Urban indie hipsters -- even, ahem, aging ones - are not supposed to care much about Norah Jones, but the fact is that a lot of them do, and those that don't really should. Whatever edginess you may think is lacking from her output thus far, there's no denying her immense talent and charm, she's the child of musical royalty, she acknowledges some true greats (The Band, Tom Waits, Willie Nelson, Hank Williams) as her chief influences, she disguises herself and plays in an East Village punk band, and yes, she's no slouch in the looks department either.
NoJo's new record, Not Too Late, has been touted pretty prominently as the first on which she wrote or co-wrote every song, and it does represent something of a departure from the easy approachability and slick veneer of her first two records. The songs, while melodic and "pretty" as always, are more thoughtful, personal and pointed, they contain some subtle topicality and protest, the production is more organic (much of the record was recorded in her New York apartment with bassist/beau Lee Alexander), and the listener has to work just a little bit harder to appreciate fully what she's trying to convey. It is, once again, a very nice listen, and while not exactly adventurous, is plainly more a record that Norah was moved to make, and even pour herself into, than either of her first two outings. Hopefully, this marks the beginning of a trend. I'd love to see her step even further out on the wire next time, and emulate her heroes a little more. If anyone has the commercial clout to do that these days, it's Norah Jones.
But amidst all the hype surrounding the release of the new record, including a series of performances broadcast in the UK and Europe a few weeks back, the thing that has impressed me the most is a new version of one of Norah's oldest and biggest hits, "Come Away With Me," that she now plays on guitar instead of piano, and with only the sparsest of accompaniment from her crack band. The fact that her guitar playing is pretty rudimentary at this point actually gives this new rendition of the song a fragility and vulnerability that I never heard in the original. It's less an assured invitation to a lover now, more a humble plea. I like it a lot more that way.
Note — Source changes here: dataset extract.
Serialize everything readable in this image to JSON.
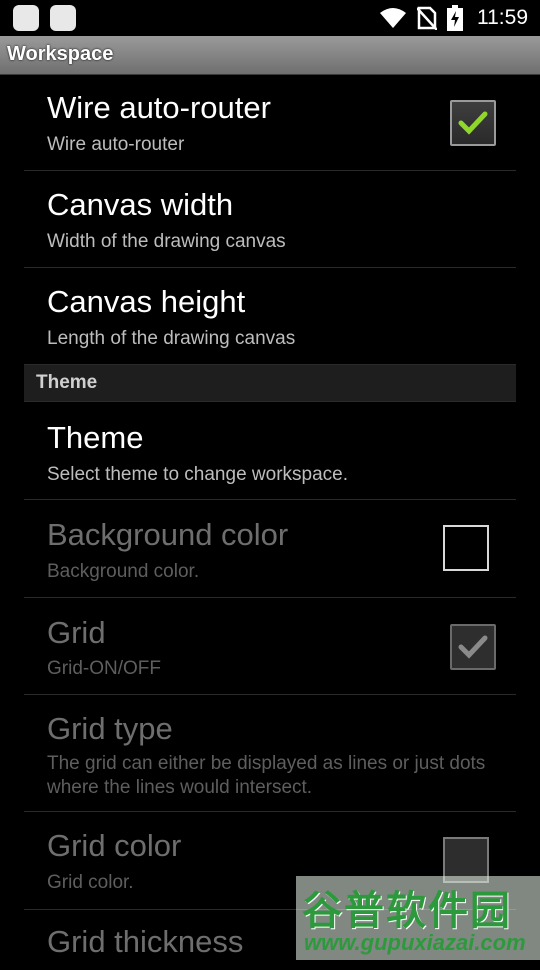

MP3: Norah Jones - "Come Away With Me" (live at Studio 104, Maison de Radio-France, Paris, January 20, 2007)
MP3: Norah Jones - "Wish I Could" from Not Too Late